Hotel Transylvania 2 has a little bit of everything for someone. The truth, however, is that for a film about ghouls and monsters it is very, very cute. Yes, it often veers into the obscenely ridiculous, and regularly threatens to bore with by-the-numbers plotting; but then characters like Blobby slide into frame and save the day. Director Genndy Tartakovsky is the mind behind Dexter’s Laboratory, so that should give you a clear indication of the path this film treads. Lessons seem to have been learned since the more juvenile original Hotel Transylvania, and applied here in spades. Comedy legends such as Megan Mullally, Nick Offerman, Dana Carvey and even the great Mel Brooks come aboard. Although some of them fail to make an impact as characters, it seems that their sheer presence has encouraged all involved to elevate their game.
You could never call the artwork in films such as this “beautiful”, but Hotel Transylvania 2 definitely has a quality that adds to the viewing enjoyment. It is a world filled with things that squelch and slurp, to great effect. The voice cast are all good fun, with the thankless zombie work (pardon the pun) going to Selena Gomez as Mavis and Andy Samberg as the excruciatingly dumb Jonathan. In fact, for a character who basically led the first film, Jonathan is practically comatose this time around. That being said, he IS involved in a great sight gag that references Gary Oldman’s version of Dracula from the 1993 Francis Ford Coppola film.
It is hard to justify watching Hotel Transylvania 2 unless you have kids or are a really hardcore Adam Sandler fan. But either way, it’s a good source of mirth and a harmless way to spend 90 minutes of your life. Plus, it is a helluva lot better than the current Sandler alternative; The Ridiculous Six. [retch]
Film Grade: C+
Whatever you want to say about the special features here, you can’t fault Sony for at least making the effort.
There are not one, but two Commentaries! The first is a rather insightful and informative director’s commentary with Tartakovsky and the other is an Adam Sandler phone-in. Both are engaging in their own ways, but the latter feels more like a podcast.
For – as Nick Frisbee would say – the “chilblains”, you have what amounts to a series of Buzzfeed articles in video form. Monster Lullaby Scary-Oke Sing Along with Dennisovitch! lets you join in with classics such as Hush Little Monster and Twinkle, Twinkle Little Bat. How to Draw Your Favorite Characters is a nice little art workshop for your budding animator and Make the Scary and Silly Sounds of HT2 will literally be the next activity your family does after watching it. Fun AND informative.
Throw the Ultimate Monster Party! is everything an American child could wish for; you British children, however, can make do with Sainsbury’s basics plastic plates and a creppy magician who says “blah, blah, blah”…Oh how cynical of me!
The cluster of half finished Deleted Scenes offers some fun alternatives on popular scenes, with the flashback to Drac’s Camp being a particular highlight.

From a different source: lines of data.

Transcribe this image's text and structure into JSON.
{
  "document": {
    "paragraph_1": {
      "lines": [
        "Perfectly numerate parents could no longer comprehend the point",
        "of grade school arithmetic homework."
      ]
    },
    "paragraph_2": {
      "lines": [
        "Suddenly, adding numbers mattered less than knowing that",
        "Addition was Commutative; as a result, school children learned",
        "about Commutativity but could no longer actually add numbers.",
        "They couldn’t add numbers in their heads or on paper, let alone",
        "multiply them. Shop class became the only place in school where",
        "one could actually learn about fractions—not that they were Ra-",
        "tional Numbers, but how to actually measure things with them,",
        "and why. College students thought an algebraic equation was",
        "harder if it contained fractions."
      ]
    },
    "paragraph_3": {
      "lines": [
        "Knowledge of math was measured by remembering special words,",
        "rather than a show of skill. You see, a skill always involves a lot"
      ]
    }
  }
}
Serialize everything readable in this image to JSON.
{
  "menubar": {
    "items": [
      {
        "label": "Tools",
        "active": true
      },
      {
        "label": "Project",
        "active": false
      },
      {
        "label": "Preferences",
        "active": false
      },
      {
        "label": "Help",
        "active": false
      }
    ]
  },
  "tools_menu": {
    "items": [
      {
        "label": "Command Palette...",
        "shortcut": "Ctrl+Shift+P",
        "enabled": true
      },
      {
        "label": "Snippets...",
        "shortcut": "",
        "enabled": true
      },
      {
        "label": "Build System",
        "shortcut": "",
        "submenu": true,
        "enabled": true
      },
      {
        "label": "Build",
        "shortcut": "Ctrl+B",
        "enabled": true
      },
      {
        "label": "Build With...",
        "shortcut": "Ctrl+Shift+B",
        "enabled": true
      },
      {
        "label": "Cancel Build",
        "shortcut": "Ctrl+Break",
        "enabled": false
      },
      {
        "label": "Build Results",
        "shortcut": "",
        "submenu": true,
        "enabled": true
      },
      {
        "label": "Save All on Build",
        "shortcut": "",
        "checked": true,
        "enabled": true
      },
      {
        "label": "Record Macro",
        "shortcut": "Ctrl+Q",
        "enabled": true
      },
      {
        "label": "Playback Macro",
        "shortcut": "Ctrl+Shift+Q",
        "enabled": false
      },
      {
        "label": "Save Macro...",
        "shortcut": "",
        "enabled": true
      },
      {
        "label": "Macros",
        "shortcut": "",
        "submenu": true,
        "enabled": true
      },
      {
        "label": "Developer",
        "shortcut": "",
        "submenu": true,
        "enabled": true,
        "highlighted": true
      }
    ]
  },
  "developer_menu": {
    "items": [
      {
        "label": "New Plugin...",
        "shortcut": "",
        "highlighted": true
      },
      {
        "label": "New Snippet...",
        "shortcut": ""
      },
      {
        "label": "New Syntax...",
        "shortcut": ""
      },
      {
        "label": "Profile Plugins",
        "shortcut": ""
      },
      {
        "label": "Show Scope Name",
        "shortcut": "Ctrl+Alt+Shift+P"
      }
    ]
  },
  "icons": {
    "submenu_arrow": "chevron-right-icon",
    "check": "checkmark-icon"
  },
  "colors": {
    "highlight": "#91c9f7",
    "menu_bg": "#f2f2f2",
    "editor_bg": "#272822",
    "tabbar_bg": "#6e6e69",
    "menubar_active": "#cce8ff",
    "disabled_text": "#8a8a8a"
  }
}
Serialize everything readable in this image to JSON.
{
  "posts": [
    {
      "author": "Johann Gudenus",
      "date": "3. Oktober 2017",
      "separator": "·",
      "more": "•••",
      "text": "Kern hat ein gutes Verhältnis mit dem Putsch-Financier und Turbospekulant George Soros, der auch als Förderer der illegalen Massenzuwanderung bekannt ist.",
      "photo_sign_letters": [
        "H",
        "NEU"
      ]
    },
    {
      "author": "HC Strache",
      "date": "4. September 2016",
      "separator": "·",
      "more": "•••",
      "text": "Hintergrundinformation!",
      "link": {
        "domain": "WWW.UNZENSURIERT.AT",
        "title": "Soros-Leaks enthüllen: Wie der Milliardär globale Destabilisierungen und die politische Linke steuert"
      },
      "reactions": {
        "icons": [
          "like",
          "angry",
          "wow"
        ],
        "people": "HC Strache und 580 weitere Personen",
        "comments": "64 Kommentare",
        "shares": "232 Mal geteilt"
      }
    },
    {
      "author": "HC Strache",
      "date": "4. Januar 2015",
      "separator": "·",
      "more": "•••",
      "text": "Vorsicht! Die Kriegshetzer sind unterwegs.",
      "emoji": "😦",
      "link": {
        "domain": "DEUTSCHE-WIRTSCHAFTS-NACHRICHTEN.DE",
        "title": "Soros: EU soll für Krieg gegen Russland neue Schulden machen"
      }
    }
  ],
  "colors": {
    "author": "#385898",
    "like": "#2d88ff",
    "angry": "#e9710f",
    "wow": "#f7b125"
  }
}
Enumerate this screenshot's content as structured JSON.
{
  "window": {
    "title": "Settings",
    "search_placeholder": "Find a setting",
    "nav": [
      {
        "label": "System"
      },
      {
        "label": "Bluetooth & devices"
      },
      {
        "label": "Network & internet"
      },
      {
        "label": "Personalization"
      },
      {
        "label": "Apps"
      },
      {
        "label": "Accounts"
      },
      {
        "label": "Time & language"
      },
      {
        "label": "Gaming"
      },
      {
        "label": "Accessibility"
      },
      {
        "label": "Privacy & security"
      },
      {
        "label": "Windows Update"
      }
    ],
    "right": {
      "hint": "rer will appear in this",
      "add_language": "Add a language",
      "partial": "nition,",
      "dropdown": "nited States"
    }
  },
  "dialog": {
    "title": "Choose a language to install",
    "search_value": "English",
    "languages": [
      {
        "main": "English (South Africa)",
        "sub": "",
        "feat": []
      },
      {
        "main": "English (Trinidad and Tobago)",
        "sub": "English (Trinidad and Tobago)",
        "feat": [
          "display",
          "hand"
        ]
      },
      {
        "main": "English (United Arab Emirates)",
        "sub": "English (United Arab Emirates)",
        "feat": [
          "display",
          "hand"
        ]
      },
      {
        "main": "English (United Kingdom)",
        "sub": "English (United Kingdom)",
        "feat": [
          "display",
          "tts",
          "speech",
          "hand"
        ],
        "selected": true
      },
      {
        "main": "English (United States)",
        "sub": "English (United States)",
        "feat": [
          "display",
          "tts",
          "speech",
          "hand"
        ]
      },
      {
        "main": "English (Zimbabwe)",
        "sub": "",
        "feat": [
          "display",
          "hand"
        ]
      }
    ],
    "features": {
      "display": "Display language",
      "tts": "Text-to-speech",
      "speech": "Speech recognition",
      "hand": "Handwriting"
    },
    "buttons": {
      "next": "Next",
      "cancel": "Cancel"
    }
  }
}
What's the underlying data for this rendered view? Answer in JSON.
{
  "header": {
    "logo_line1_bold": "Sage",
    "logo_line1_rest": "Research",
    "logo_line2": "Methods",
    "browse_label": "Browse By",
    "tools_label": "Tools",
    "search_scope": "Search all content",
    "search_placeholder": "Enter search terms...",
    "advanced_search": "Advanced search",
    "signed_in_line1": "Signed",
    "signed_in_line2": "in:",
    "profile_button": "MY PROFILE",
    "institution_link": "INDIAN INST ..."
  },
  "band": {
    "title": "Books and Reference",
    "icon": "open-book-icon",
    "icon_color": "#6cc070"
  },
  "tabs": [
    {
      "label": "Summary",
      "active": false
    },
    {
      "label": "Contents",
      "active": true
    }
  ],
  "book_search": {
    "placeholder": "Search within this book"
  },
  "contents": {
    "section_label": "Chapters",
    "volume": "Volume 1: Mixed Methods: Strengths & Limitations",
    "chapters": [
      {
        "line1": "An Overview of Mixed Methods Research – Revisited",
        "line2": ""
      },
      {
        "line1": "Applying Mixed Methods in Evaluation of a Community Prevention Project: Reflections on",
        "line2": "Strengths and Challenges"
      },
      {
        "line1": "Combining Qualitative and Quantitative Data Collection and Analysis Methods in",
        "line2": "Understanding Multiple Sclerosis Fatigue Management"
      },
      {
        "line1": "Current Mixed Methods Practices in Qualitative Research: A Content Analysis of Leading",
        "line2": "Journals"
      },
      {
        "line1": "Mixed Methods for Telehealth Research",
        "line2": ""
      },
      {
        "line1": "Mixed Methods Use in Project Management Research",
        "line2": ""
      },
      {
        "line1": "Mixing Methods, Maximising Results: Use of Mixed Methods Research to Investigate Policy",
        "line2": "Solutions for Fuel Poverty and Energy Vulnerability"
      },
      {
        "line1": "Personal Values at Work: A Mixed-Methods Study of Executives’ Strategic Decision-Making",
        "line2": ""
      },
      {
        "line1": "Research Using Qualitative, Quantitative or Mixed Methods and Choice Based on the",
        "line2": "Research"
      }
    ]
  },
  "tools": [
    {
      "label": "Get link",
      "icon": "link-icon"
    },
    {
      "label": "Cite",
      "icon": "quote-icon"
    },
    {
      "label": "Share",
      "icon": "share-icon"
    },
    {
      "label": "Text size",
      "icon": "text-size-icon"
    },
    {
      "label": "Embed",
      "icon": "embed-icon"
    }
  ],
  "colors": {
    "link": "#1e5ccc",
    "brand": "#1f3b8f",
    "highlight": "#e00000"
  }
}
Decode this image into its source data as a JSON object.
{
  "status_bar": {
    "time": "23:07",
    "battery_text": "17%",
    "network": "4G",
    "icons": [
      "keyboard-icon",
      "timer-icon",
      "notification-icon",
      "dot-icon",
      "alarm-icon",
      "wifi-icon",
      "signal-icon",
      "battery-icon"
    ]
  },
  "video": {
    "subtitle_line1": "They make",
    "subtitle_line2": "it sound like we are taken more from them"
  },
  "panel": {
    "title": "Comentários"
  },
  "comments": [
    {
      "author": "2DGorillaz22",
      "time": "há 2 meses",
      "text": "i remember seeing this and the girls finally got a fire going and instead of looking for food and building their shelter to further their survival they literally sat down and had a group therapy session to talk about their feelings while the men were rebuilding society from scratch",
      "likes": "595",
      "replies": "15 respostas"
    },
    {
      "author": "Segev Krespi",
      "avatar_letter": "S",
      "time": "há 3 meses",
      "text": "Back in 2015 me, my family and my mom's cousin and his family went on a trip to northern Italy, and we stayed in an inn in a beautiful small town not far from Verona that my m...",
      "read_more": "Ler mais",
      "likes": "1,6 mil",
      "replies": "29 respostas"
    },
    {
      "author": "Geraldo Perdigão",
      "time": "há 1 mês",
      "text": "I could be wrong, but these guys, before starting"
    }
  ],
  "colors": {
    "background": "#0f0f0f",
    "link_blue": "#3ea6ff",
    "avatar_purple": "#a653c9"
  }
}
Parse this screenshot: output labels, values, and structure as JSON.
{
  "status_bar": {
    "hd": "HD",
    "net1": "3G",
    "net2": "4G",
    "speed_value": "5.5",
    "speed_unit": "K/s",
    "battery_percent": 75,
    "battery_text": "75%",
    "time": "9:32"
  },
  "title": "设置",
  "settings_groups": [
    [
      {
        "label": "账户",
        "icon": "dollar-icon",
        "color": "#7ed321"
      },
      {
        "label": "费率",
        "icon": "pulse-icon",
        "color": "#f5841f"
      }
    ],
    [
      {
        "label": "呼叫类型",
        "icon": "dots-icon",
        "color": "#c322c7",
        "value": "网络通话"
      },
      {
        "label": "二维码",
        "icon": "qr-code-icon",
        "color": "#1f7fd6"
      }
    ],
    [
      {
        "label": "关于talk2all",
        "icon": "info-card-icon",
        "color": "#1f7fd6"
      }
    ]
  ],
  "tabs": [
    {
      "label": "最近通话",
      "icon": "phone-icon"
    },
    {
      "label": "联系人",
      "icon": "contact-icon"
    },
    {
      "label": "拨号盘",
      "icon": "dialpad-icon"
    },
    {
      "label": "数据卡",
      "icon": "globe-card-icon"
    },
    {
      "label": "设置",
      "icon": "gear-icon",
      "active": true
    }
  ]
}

The Character Sketch Gallery is a humdrum collection of just that, character sketches.
The New Guys and Meet the New Characters — Animation Progressions feel like different versions of the same conversation. But it is nice to hear that Mel Brooks’ most divarish moment concerned his grandchildren.
There are the customary Previews of other coming titles, and in case you missed it the hundred times it appears in the film, you can watch the Music Video for “I’m In Love with a Monster” by Fifth Harmony.
Special Features Grade: B-
It is always nice to find a film that the whole family can enjoy. Especially when the experience can extend into the realms of special features.